#### YOUR TASK
All lines with the word "View" in the material below are required.

#### INPUT
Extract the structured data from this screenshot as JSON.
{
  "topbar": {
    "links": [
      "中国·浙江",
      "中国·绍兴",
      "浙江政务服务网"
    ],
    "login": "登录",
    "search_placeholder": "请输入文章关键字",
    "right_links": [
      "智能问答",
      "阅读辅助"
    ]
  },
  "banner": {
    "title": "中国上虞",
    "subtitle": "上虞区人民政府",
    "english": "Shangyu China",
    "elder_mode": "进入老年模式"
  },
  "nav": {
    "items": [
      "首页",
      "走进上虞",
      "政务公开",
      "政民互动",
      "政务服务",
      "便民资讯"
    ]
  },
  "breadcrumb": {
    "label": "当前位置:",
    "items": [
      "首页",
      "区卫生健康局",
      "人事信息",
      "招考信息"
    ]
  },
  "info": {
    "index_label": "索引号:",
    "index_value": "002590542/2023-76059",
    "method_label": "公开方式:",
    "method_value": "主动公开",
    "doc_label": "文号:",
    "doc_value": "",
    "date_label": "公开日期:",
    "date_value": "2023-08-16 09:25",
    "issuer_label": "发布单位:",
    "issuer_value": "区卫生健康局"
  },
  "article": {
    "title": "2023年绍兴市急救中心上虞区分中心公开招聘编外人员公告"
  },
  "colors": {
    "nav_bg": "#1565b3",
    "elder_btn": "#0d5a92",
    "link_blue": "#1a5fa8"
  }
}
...
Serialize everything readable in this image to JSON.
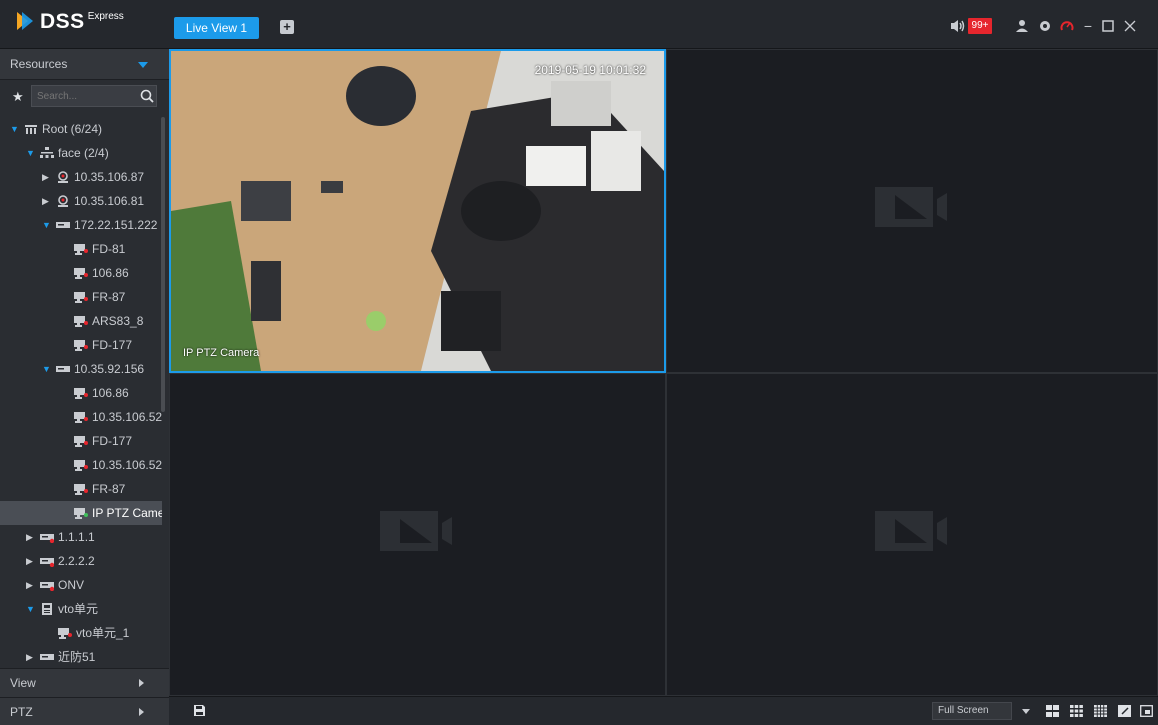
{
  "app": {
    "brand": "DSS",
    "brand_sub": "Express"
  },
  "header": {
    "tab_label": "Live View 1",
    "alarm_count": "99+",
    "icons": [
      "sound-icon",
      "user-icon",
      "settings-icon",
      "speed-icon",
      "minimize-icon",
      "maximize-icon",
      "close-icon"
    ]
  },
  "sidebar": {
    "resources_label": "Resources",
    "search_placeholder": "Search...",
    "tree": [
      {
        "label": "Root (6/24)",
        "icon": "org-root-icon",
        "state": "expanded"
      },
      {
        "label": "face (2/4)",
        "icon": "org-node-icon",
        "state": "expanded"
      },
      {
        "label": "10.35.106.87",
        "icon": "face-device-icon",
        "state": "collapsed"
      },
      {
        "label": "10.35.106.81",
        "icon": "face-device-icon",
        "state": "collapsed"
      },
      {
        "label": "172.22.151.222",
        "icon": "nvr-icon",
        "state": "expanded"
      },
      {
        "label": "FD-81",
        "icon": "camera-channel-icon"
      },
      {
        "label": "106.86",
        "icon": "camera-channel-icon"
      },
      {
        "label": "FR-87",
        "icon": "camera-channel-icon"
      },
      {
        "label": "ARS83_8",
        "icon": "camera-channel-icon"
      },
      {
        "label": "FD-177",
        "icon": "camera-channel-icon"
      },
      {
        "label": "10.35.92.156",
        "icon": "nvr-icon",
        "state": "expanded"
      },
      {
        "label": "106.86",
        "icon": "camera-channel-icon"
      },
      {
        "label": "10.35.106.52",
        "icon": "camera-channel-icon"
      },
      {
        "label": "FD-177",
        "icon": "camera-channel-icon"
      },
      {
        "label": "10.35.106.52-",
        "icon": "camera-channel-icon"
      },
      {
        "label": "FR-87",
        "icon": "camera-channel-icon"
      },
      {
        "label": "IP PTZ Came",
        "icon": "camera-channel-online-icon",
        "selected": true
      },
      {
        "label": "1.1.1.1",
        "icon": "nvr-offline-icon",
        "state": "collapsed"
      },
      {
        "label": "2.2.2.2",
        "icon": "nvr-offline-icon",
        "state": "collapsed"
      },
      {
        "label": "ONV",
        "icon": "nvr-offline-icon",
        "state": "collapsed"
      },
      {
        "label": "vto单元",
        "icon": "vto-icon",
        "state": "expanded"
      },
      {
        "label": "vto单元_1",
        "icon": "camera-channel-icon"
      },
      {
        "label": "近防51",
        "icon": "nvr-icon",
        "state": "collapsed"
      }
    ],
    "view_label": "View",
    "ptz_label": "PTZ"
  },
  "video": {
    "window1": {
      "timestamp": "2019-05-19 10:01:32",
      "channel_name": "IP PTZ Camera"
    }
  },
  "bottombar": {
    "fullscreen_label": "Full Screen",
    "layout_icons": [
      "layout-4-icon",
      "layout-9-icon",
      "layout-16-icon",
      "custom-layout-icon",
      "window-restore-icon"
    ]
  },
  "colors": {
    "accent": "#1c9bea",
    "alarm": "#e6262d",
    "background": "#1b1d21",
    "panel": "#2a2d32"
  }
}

#### EXERCISE OUTPUT
    "tab_label": "Live View 1",
    "view_label": "View",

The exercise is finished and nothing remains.